* [TASK GOAL] Gather every line of the entries that includes the word "Memori".

Data entries
• • • • • • •

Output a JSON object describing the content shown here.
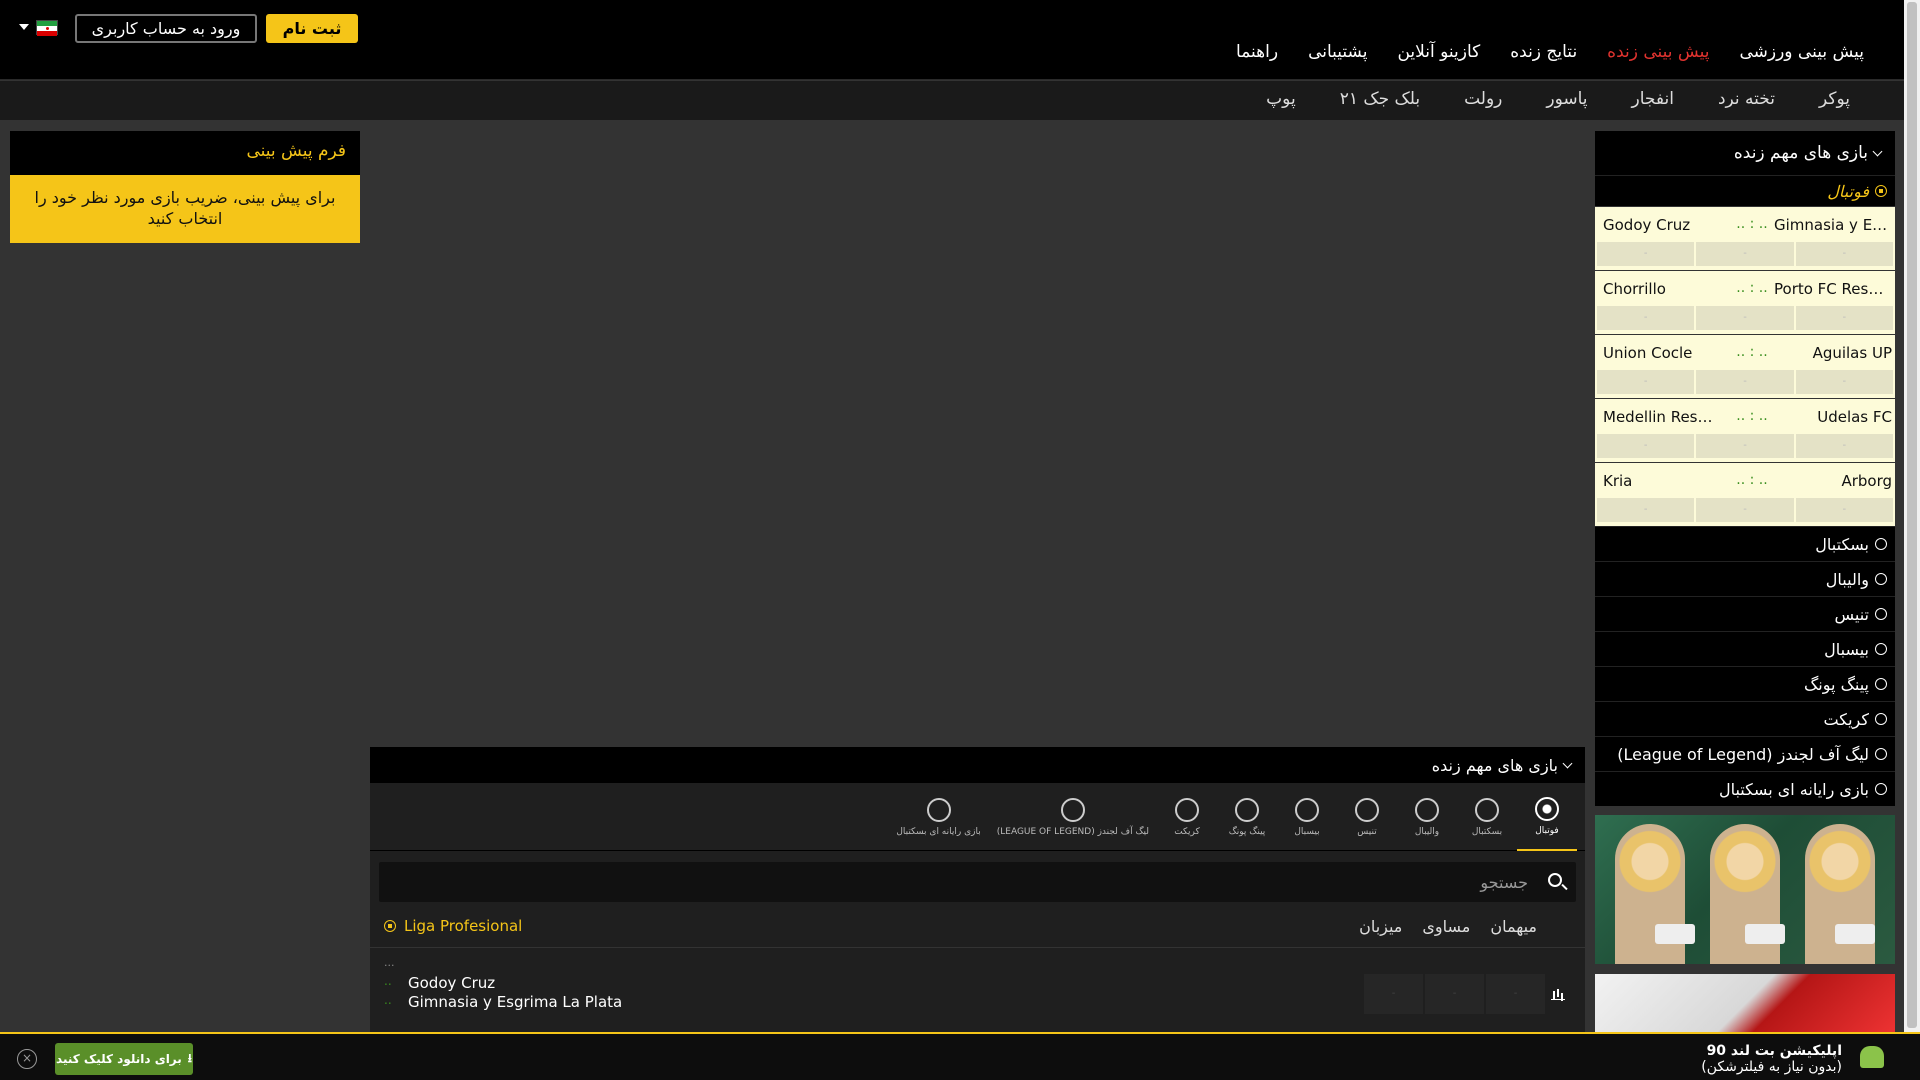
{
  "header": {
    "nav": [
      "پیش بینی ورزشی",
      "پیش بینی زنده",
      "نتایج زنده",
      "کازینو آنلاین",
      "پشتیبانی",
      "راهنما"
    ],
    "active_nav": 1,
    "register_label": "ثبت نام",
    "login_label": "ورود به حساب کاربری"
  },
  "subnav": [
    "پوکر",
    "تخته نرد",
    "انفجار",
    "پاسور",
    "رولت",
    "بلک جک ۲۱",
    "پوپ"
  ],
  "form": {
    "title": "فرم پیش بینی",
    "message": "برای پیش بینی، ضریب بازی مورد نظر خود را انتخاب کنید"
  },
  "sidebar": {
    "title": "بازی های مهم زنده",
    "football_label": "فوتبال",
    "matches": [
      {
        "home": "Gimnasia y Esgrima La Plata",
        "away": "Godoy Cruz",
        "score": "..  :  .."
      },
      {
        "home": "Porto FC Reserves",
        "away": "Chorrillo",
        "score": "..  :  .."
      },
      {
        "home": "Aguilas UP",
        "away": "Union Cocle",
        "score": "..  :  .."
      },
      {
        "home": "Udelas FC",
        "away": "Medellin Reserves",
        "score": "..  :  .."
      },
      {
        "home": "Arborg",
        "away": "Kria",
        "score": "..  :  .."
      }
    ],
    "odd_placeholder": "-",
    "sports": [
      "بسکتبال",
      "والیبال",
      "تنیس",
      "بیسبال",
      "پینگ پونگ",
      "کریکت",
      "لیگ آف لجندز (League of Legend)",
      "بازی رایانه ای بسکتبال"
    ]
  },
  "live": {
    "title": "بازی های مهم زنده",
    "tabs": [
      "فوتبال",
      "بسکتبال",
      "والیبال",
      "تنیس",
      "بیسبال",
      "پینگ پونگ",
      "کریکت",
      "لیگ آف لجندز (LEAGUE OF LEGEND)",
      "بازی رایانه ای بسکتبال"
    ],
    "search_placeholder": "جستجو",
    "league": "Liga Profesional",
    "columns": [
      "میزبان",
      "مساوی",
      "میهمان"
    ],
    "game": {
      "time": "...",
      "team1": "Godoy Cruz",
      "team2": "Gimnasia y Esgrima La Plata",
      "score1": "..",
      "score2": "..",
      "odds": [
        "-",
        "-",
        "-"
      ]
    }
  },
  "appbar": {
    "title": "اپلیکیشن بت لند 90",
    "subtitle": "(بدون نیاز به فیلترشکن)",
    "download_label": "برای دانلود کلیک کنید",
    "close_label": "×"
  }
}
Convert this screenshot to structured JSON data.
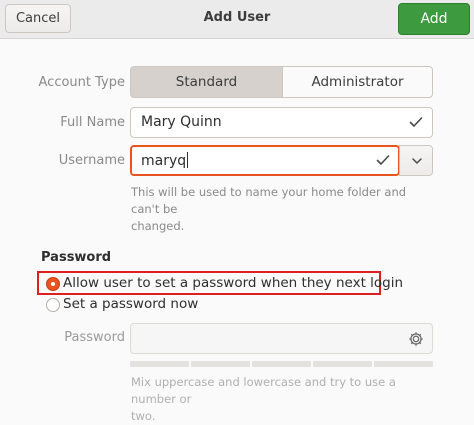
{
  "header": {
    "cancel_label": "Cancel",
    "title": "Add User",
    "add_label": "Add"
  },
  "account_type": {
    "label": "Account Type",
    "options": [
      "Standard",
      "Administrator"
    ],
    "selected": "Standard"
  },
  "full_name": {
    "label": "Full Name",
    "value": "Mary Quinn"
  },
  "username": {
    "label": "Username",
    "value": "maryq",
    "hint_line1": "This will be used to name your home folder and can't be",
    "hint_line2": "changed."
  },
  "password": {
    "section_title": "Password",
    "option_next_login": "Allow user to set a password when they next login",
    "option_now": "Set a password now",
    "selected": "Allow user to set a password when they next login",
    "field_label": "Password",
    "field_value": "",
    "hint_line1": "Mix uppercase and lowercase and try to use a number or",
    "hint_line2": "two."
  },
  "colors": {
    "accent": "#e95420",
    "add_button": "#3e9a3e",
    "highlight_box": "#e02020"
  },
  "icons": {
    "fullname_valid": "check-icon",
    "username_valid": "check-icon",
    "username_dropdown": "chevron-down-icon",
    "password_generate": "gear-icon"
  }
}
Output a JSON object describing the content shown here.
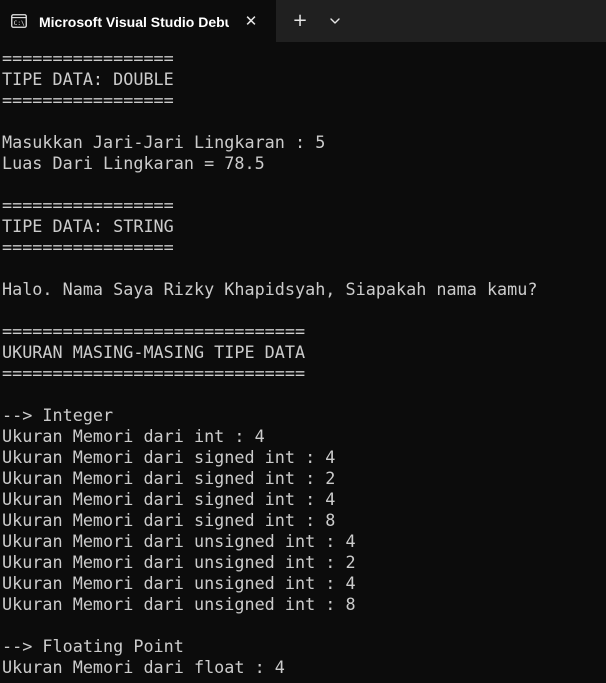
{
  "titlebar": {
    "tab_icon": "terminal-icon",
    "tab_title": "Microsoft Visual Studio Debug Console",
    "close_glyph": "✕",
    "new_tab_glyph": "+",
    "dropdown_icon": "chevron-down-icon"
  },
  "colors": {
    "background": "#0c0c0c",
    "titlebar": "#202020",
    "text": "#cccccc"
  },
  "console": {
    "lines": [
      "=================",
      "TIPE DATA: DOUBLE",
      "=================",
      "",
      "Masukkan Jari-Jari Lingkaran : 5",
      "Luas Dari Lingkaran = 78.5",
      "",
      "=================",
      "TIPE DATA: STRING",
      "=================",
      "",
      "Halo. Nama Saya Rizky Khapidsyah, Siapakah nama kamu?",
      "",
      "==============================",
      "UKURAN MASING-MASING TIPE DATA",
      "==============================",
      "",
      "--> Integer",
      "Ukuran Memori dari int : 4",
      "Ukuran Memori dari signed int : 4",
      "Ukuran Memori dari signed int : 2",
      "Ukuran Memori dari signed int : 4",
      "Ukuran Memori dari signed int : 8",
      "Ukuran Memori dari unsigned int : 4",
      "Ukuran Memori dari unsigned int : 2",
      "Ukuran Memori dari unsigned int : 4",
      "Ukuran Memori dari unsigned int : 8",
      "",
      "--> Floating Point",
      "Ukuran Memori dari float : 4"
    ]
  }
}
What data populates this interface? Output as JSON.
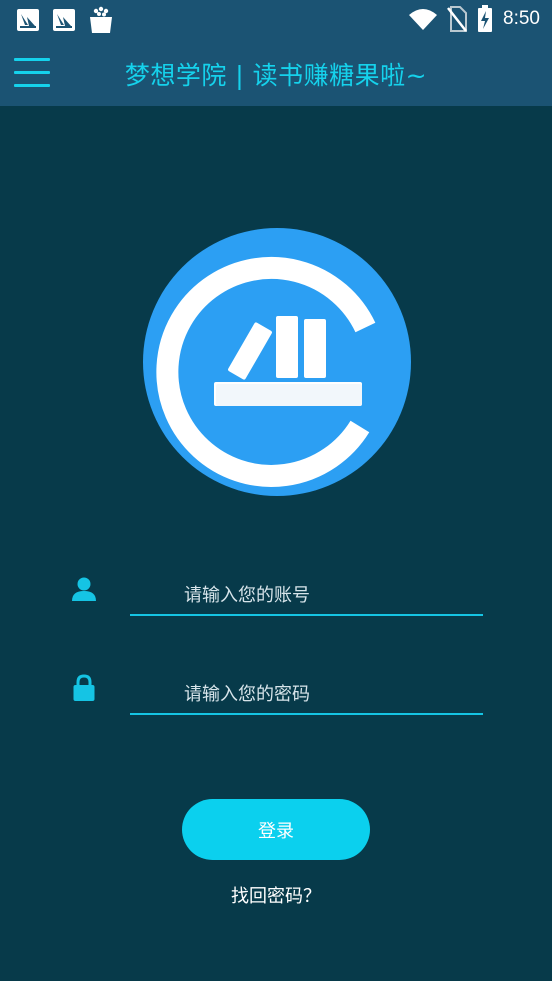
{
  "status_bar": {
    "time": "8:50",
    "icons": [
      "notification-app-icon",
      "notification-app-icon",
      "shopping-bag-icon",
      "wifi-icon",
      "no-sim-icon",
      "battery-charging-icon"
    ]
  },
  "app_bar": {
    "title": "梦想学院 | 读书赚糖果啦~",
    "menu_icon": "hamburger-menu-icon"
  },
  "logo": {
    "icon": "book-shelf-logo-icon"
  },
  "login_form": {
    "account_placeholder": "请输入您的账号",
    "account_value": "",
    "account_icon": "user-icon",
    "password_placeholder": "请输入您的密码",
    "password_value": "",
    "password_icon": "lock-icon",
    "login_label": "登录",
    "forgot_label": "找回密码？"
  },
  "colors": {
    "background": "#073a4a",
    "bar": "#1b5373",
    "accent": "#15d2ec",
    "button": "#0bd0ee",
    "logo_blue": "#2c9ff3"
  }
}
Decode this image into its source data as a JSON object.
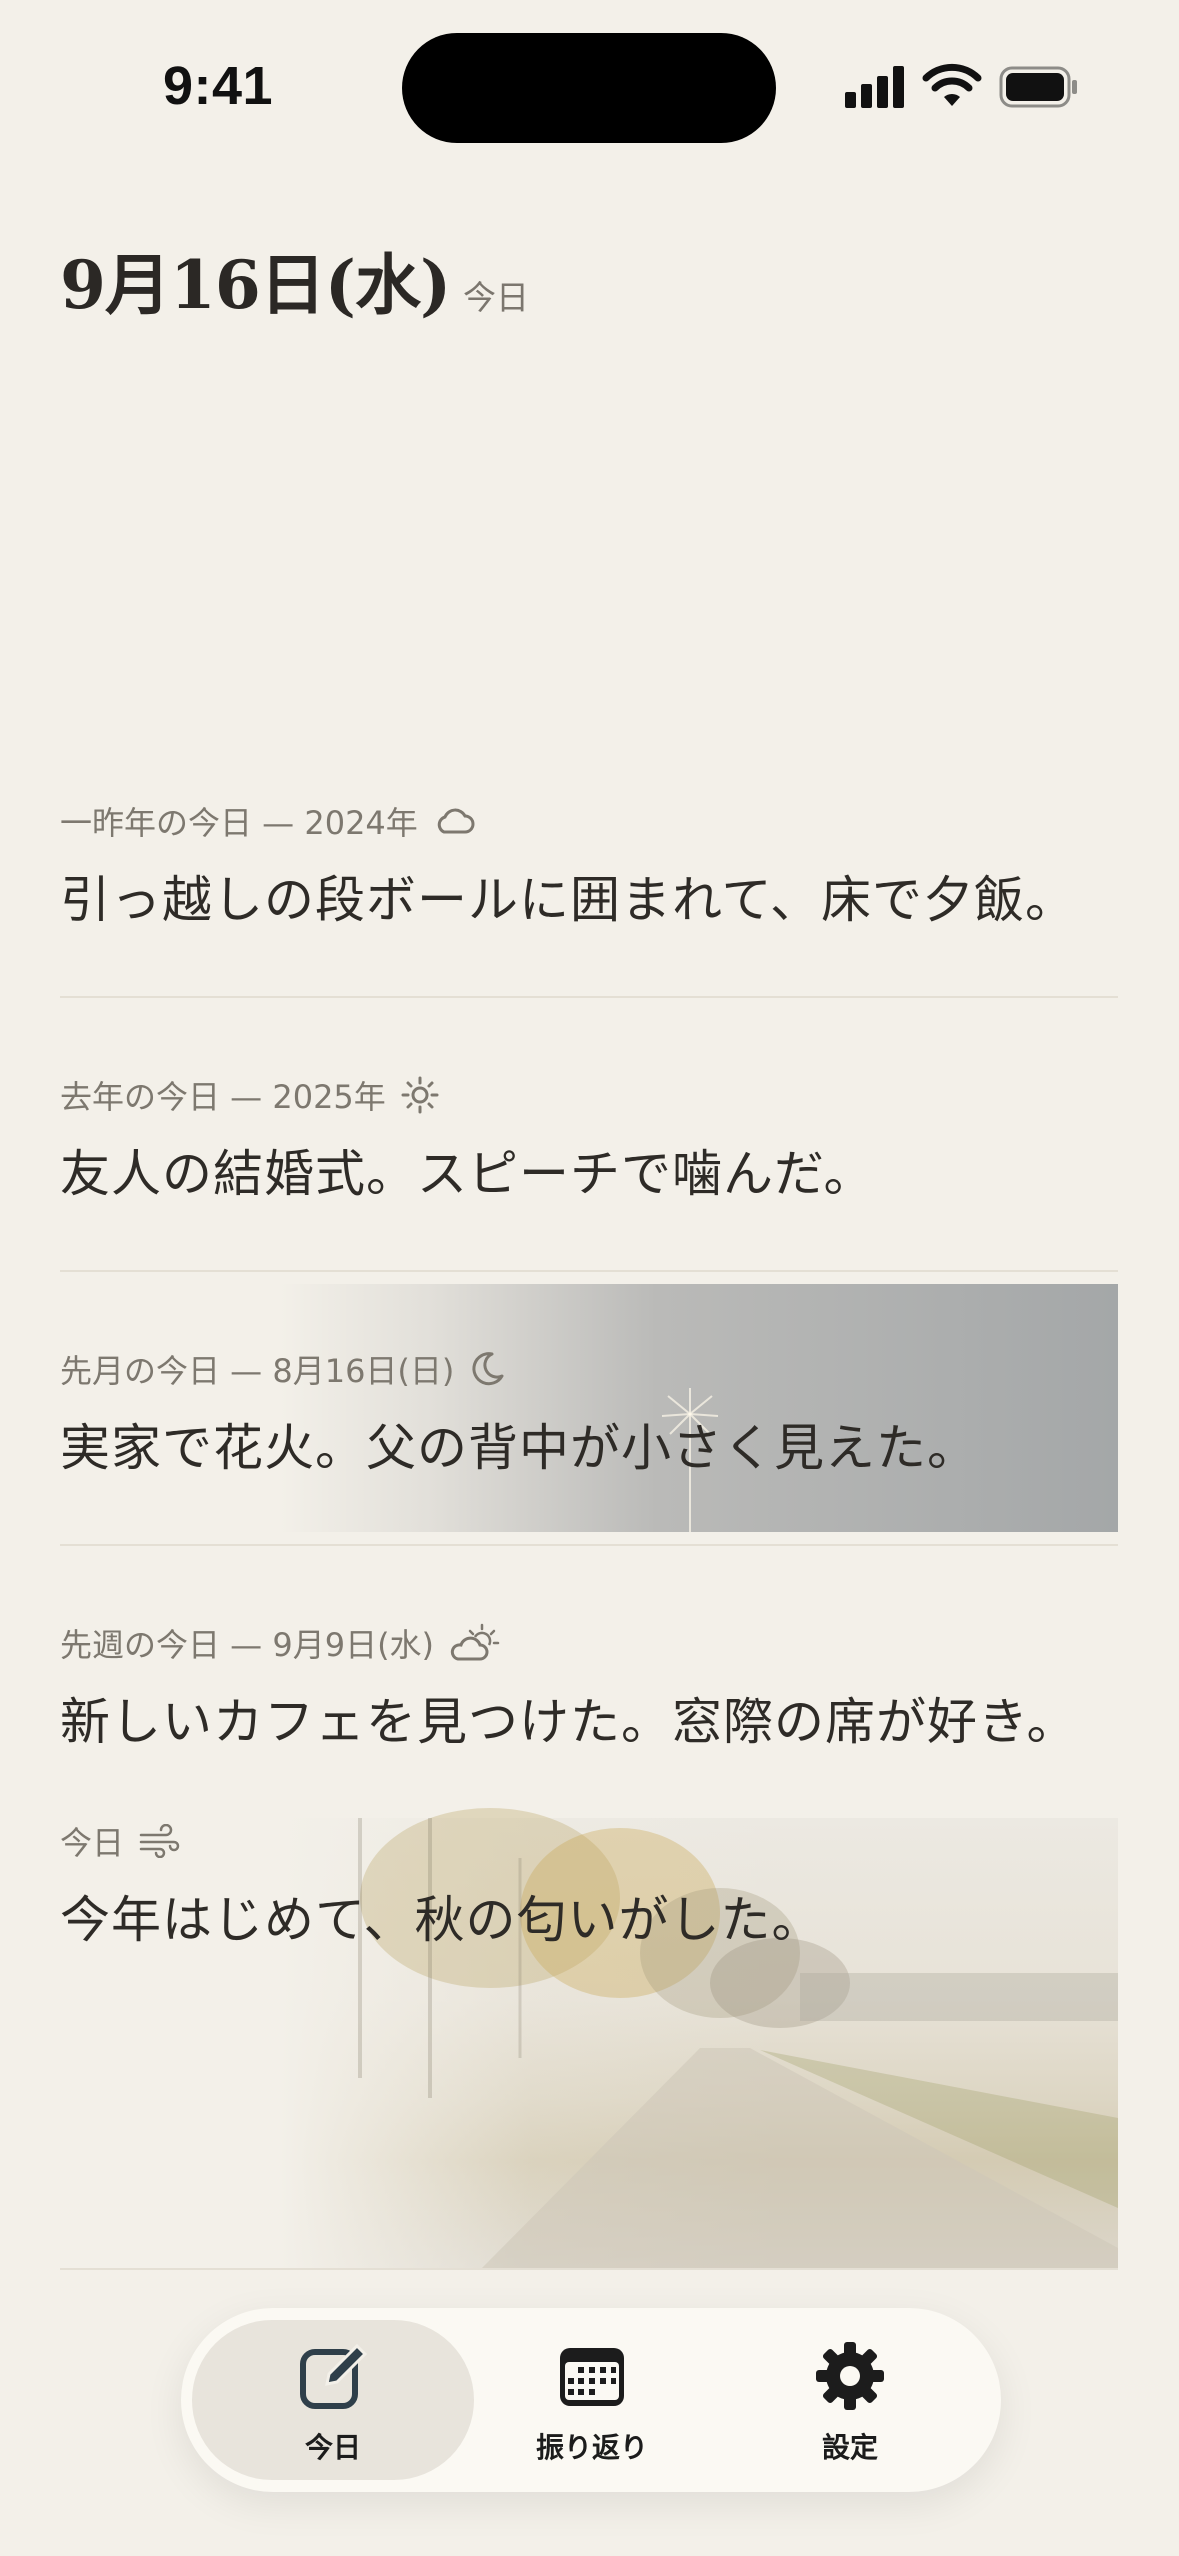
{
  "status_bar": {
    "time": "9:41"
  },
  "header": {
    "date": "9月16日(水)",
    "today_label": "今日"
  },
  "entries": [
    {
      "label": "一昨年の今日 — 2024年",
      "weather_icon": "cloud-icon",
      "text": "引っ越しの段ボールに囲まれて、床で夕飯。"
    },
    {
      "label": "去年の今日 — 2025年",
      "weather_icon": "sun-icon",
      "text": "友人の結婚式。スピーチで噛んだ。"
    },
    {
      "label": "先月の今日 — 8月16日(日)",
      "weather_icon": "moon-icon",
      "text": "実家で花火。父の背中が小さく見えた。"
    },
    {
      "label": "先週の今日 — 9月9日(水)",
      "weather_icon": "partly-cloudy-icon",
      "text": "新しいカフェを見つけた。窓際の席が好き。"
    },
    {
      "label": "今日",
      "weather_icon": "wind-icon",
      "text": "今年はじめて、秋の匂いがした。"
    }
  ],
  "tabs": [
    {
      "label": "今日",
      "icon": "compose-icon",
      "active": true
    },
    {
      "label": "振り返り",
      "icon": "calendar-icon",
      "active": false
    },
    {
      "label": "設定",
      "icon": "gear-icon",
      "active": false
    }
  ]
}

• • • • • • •

* [SOLUTION TO THIS PROBLEM]
      "Ukuran Memori dari int : 4",
      "Ukuran Memori dari signed int : 4",
      "Ukuran Memori dari signed int : 2",
      "Ukuran Memori dari signed int : 4",
      "Ukuran Memori dari signed int : 8",
      "Ukuran Memori dari unsigned int : 4",
      "Ukuran Memori dari unsigned int : 2",
      "Ukuran Memori dari unsigned int : 4",
      "Ukuran Memori dari unsigned int : 8",
      "Ukuran Memori dari float : 4"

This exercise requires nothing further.